#### Assigned task:
All lines in the entries below that hold "text" make up the answer.

****************

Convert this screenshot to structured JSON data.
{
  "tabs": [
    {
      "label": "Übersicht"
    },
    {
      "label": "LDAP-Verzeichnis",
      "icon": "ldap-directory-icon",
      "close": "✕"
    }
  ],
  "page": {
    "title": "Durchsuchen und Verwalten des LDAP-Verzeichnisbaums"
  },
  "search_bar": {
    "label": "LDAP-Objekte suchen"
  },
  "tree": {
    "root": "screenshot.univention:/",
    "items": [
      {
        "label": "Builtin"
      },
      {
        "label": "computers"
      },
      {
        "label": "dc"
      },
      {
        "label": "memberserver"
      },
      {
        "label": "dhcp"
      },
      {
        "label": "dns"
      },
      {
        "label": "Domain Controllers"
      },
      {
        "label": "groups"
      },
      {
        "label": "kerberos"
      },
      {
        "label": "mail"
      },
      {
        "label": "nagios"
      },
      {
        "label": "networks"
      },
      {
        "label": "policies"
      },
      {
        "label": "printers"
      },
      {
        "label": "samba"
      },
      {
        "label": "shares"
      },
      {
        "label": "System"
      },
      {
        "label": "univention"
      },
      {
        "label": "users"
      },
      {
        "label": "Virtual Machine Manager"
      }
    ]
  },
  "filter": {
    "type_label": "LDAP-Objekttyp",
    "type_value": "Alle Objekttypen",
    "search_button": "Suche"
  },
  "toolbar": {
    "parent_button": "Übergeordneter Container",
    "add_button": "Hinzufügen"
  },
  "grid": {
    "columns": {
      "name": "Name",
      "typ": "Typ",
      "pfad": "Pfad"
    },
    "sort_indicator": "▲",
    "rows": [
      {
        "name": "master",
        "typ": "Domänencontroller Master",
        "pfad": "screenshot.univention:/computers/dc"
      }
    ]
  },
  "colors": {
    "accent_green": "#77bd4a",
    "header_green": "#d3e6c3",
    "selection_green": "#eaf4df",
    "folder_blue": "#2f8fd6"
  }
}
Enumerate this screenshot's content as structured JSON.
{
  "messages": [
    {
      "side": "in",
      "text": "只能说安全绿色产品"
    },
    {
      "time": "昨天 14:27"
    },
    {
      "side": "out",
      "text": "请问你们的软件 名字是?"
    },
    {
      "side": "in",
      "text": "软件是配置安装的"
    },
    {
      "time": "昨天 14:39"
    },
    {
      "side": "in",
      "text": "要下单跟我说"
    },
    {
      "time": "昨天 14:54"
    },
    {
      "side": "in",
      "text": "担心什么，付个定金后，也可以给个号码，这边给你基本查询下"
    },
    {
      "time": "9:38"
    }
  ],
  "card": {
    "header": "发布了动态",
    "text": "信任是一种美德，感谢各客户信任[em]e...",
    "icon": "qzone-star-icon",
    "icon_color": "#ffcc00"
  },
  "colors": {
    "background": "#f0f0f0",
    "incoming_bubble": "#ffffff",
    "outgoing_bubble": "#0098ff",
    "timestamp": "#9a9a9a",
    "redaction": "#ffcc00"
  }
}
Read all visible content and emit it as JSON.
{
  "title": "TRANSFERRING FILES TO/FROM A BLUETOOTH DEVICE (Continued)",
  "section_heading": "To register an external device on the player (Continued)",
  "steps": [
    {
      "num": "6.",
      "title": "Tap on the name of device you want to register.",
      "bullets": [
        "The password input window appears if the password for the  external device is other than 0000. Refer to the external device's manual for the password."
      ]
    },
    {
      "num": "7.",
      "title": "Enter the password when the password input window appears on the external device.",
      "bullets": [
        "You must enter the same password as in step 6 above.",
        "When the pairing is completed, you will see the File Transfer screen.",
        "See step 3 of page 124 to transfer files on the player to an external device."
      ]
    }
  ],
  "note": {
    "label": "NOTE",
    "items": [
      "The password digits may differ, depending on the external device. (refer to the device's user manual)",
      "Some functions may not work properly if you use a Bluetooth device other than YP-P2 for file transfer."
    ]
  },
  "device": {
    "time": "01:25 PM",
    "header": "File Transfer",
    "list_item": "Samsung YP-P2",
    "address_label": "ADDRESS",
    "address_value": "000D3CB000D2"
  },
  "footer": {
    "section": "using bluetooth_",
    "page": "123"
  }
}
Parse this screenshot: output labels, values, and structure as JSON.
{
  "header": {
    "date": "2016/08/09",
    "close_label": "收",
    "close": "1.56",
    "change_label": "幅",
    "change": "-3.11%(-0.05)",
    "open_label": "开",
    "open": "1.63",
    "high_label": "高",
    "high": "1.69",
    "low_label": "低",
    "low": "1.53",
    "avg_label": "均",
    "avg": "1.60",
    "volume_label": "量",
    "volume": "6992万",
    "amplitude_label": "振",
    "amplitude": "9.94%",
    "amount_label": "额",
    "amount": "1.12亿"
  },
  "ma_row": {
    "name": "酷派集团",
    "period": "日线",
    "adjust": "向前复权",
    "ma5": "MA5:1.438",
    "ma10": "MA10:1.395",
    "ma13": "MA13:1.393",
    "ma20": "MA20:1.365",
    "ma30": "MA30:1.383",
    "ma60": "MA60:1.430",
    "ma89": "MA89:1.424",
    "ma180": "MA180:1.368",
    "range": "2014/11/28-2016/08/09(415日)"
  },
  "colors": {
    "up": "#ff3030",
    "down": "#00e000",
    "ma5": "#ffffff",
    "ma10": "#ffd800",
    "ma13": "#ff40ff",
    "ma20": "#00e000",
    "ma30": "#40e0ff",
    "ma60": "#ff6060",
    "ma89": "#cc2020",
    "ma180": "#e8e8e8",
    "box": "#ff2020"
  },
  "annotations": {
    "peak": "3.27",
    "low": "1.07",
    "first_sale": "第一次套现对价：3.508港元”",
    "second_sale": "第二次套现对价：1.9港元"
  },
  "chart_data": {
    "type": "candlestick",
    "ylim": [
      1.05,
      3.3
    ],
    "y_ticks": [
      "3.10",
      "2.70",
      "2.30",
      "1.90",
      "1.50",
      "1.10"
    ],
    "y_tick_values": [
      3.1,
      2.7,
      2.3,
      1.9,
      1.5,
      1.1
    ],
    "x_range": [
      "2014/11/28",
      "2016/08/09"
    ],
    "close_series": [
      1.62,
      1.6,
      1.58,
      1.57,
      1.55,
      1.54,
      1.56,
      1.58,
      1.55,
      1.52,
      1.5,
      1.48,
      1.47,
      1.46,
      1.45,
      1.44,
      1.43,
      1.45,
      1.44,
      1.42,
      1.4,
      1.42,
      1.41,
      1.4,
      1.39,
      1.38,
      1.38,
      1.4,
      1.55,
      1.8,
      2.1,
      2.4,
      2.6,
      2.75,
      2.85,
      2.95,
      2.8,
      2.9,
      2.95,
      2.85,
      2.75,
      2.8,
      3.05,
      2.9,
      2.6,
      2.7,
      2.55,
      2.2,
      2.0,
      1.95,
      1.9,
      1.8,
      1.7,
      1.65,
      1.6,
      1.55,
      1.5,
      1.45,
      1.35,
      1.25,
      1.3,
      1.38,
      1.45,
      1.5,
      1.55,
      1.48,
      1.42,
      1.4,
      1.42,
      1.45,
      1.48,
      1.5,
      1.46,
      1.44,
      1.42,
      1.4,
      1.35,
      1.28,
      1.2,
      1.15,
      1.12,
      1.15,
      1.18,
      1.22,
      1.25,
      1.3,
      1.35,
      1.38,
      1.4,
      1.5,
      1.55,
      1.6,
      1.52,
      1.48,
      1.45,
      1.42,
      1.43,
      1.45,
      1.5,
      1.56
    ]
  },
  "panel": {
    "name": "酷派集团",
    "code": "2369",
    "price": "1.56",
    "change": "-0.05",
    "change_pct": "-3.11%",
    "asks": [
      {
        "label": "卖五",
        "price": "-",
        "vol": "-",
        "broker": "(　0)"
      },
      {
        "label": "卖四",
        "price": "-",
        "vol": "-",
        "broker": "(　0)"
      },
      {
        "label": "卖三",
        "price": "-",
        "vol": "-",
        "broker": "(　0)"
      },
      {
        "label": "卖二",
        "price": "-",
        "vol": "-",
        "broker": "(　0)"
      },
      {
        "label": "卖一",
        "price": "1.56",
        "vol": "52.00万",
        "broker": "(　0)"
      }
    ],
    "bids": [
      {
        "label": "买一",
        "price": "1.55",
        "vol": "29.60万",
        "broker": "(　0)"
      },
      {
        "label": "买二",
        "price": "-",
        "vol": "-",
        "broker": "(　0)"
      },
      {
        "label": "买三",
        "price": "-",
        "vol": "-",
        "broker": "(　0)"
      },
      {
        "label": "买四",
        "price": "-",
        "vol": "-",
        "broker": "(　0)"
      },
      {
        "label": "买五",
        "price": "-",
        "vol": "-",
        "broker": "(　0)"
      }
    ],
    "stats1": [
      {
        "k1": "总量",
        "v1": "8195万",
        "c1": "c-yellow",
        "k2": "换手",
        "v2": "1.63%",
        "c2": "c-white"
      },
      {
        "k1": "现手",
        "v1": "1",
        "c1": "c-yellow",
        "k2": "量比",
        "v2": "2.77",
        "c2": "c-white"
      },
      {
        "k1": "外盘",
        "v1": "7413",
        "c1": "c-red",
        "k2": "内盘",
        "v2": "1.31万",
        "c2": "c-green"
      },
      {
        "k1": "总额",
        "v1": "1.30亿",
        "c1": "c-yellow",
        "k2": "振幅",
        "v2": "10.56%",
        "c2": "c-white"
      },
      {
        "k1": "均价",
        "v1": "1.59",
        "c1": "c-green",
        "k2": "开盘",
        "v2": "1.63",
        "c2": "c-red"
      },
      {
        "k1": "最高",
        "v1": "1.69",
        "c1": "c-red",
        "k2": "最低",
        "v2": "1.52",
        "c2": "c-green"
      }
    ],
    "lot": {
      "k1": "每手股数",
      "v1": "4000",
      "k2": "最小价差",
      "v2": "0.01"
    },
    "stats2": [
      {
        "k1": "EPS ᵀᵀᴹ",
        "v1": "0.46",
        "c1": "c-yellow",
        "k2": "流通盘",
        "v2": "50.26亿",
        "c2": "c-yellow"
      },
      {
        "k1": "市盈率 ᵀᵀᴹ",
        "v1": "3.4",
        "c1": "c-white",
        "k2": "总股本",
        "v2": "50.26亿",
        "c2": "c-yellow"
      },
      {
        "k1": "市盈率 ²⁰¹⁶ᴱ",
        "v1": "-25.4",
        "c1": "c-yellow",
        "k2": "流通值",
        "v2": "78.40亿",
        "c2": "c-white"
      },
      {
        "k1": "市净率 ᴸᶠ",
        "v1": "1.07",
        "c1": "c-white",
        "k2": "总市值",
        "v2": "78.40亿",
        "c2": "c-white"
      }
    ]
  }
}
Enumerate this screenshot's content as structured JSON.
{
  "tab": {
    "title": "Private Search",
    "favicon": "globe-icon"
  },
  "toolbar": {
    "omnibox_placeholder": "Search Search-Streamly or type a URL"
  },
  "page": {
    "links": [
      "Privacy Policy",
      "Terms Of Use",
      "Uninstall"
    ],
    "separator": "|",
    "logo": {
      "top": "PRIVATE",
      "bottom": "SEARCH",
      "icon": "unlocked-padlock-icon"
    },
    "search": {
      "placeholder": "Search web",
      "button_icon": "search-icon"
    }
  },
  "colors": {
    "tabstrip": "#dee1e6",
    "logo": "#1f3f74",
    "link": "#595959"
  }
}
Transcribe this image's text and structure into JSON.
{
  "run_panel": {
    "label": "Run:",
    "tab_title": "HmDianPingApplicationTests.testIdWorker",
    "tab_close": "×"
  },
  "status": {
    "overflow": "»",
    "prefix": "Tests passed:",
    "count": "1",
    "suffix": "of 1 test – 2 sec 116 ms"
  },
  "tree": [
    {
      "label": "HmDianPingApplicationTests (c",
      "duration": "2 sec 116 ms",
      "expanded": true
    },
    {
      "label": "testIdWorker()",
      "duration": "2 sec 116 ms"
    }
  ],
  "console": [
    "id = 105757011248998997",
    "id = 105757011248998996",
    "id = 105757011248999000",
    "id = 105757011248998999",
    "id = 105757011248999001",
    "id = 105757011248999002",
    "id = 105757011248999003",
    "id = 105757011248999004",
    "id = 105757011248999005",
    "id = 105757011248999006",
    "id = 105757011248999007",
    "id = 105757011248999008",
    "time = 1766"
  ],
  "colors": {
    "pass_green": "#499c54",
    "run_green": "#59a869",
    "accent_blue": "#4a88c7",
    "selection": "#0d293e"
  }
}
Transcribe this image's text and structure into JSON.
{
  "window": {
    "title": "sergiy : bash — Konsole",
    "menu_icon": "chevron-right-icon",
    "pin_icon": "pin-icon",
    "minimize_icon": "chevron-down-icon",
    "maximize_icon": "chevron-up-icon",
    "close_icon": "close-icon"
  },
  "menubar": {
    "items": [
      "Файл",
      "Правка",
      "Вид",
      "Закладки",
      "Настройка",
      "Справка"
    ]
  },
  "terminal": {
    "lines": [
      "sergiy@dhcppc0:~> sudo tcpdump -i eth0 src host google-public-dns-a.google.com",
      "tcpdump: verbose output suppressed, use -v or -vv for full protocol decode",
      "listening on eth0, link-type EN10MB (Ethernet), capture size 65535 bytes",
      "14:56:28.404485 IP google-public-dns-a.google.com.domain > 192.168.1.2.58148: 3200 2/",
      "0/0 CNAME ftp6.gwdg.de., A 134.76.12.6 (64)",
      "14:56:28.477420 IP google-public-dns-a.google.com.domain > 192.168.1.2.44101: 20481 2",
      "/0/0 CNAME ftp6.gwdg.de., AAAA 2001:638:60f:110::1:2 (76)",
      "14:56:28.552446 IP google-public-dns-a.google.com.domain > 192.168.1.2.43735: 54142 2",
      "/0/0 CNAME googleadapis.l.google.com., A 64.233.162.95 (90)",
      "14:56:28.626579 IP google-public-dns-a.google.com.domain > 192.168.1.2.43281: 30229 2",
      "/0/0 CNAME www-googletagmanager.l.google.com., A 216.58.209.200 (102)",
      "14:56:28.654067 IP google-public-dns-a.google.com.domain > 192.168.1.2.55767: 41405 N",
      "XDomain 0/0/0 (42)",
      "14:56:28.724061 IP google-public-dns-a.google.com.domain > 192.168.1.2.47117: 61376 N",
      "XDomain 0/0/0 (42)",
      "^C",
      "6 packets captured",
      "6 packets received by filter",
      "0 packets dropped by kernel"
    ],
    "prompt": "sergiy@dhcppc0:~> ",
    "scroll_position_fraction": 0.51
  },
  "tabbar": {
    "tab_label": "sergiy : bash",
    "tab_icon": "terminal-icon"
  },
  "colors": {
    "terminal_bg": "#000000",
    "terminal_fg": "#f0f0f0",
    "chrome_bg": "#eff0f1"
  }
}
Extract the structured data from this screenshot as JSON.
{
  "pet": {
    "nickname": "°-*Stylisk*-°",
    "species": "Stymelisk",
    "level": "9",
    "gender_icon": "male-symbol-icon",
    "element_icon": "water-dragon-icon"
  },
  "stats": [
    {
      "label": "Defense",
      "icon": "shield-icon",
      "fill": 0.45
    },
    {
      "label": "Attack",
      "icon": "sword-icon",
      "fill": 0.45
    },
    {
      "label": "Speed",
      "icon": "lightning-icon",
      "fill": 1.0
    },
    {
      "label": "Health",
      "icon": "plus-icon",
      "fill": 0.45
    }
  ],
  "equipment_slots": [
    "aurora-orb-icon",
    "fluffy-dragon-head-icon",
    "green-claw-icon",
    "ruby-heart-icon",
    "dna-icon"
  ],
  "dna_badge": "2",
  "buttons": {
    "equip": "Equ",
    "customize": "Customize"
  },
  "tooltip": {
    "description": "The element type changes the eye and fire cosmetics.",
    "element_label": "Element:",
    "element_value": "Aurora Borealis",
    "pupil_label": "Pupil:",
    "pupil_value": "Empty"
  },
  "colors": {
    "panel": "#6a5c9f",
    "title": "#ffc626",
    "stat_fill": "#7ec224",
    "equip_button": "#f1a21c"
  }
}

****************

#### Completed task:
      "text": "只能说安全绿色产品"
      "text": "请问你们的软件 名字是?"
      "text": "软件是配置安装的"
      "text": "要下单跟我说"
      "text": "担心什么，付个定金后，也可以给个号码，这边给你基本查询下"
    "text": "信任是一种美德，感谢各客户信任[em]e...",
Transcribe this image's text and structure into JSON.
Transcribe this image's text and structure into JSON.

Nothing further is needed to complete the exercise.